Raymond Donoghue is remembered as the hero that sacrificed himself to save others. He was posthumously awarded the George Cross medal in 1960.
Born on the 10th of December 1919. Raymond Donoghue was one of twelve children to Percy, a fisherman, and Elsie O'Donoghue in Hobart, Tasmania.
Donoghue attended Macquarie Street School in South Hobart. In March 1940, he enlisted in the Australian Army. He served in the Middle East before ending up in Greece where he was caught by the German military in April 1941, eventually being liberated in May 1945 as a POW.

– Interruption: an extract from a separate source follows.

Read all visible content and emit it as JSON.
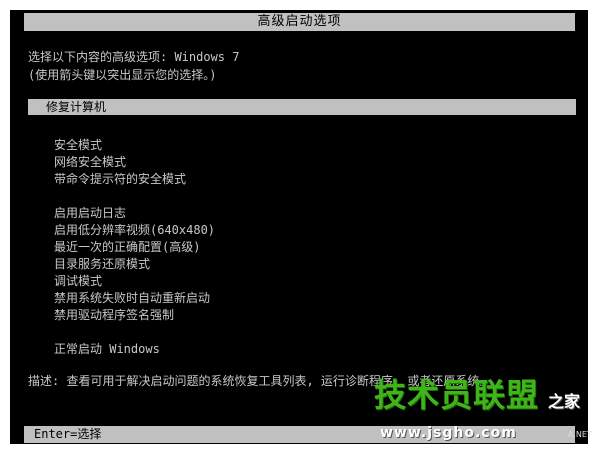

In July 1947, Donoghue married the love of his life Eileen Patricia Morris. He worked various odd-jobs before joining the Metropolitan Transport Trust as a cleaner before becoming a tram driver within several months.
On the 29th of April 1960, Donoghue was the conductor of tram 131. At roughly 4:45 pm, his tram collided with a lorry leaving the driver dazed and the cab damaged. The tram, with air brake pipes fractured and emergency electric brakes ineffective, began rolling downhill, gaining speed towards the city.
Assisted by passengers, Donoghue tried to apply the handbrake without effect. He then moved the passengers as far back into the carriage as possible, doing his best to calm them as the train rushed backward at 80 km per hour along Hobart's Main Street at peak hour traffic.
Donoghue occupied the cab, sounding the warning gong while struggling to apply the handbrake. Neglecting ample opportunity to save himself by retreating into the passenger compartment or jumping clear, he instead continued to warn traffic until his tram struck tram 137 at the foot of Elizabeth Street hill. Partly telescoped, both were projected almost the length of a city block before stopping near Bathurst Street.
Donoghue died instantly but all of his passengers survived because of his brave actions.
Donoghue was buried in Cornelian Bay Cemetery in Hobart, leaving behind six children - four sons and two daughters - and another daughter who would be born three weeks after his funeral. He received full military and civic honours.
On the 11th of October 1960, Donoghue was posthumously awarded the George Cross medal. The medal is on display in the Hall of Valour at the Australian War Memorial in Canberra.
Love Irish history? Share your favorite stories with other history buffs in the IrishCentral History Facebook group.
This article was submitted to the IrishCentral contributors network by a member of the global Irish community. To become an IrishCentral contributor click here.